Probabilities Fund (PROTX), for example, shed 13.78% this week. And the three largest long-short funds (Boston Partners Long/Short Research, AQR Long-Short Equity and Diamond Hill Long-Short) are all down more than 4% this week, although all three have fallen less than the S&P 500.
Long-short credit funds, which use a similar strategy for bonds, have also fared well, despite a steep rise in the 10-year Treasury note yield this year.

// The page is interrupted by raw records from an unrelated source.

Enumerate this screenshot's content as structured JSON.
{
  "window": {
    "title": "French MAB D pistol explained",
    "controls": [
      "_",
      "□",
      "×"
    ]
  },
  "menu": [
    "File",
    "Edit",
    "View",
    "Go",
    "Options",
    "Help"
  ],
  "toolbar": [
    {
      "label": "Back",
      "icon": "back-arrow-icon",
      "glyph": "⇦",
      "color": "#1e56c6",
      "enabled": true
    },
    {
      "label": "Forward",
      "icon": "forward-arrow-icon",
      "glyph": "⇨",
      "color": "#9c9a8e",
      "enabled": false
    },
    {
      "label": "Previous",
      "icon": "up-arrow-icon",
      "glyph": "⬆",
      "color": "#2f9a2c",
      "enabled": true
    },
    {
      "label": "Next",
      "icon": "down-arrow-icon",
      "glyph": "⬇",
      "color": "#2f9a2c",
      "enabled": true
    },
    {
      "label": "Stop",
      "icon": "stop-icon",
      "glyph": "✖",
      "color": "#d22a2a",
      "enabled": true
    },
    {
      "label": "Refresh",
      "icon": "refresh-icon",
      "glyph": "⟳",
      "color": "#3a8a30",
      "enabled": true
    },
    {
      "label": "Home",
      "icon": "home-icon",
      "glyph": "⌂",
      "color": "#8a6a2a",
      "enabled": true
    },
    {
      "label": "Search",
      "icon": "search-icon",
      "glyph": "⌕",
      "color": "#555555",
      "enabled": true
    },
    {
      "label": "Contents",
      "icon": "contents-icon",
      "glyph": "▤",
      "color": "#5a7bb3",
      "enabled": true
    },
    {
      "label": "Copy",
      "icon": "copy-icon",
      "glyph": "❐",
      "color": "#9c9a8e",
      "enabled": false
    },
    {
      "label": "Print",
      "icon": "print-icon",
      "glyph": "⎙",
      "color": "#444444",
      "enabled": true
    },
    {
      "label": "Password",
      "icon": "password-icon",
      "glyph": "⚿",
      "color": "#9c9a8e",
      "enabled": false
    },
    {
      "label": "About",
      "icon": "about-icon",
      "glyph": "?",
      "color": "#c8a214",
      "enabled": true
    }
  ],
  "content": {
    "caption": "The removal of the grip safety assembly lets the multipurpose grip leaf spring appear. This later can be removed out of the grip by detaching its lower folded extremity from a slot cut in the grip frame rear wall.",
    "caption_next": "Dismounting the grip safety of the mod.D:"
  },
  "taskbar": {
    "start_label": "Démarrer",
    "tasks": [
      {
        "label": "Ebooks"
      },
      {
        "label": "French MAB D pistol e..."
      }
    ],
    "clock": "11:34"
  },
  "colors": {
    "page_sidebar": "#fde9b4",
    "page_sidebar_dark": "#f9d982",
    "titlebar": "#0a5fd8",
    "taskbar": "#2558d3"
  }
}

The average long-short credit fund has gained 0.29% this year, according to Morningstar.
These funds find bonds that are not well-correlated to the overall bond market, such as bank loans and mortgage-backed securities, Ms. Chang said. "Some — but not all — are floating-rate securities," she said.
Many of the most popular market-neutral fund have weathered the week pretty well. (Thursday's dismal losses are not reflected in these numbers).
Calamos Market Neutral Income, for example, the largest market-neutral fund, has fallen just 0.07% in the past week. While the fund has gained just 4.86% a year over the past three years — as opposed to 19.3% for the S&P 500 — investors who have held on are probably feeling grateful.
Of course, this kind of volatile market also breeds catastrophes. One exchange-traded note, which Morningstar categorizes with alt funds, collapsed under the market's breathtaking volatility. And the ironically named LJM Preservation and Growth fund (LJMAX), has plunged 82% this year — including a 57% drop this week alone.
Nevertheless, look for more investors to start asking about alts in these difficult times — particularly Baby Boomers, who not only have more money at risk, but less time left to lose it.
"They should soothe investors who have more of an adverse tolerance for risk," Ms. Chang said, "particularly if we were to go into a severe market break."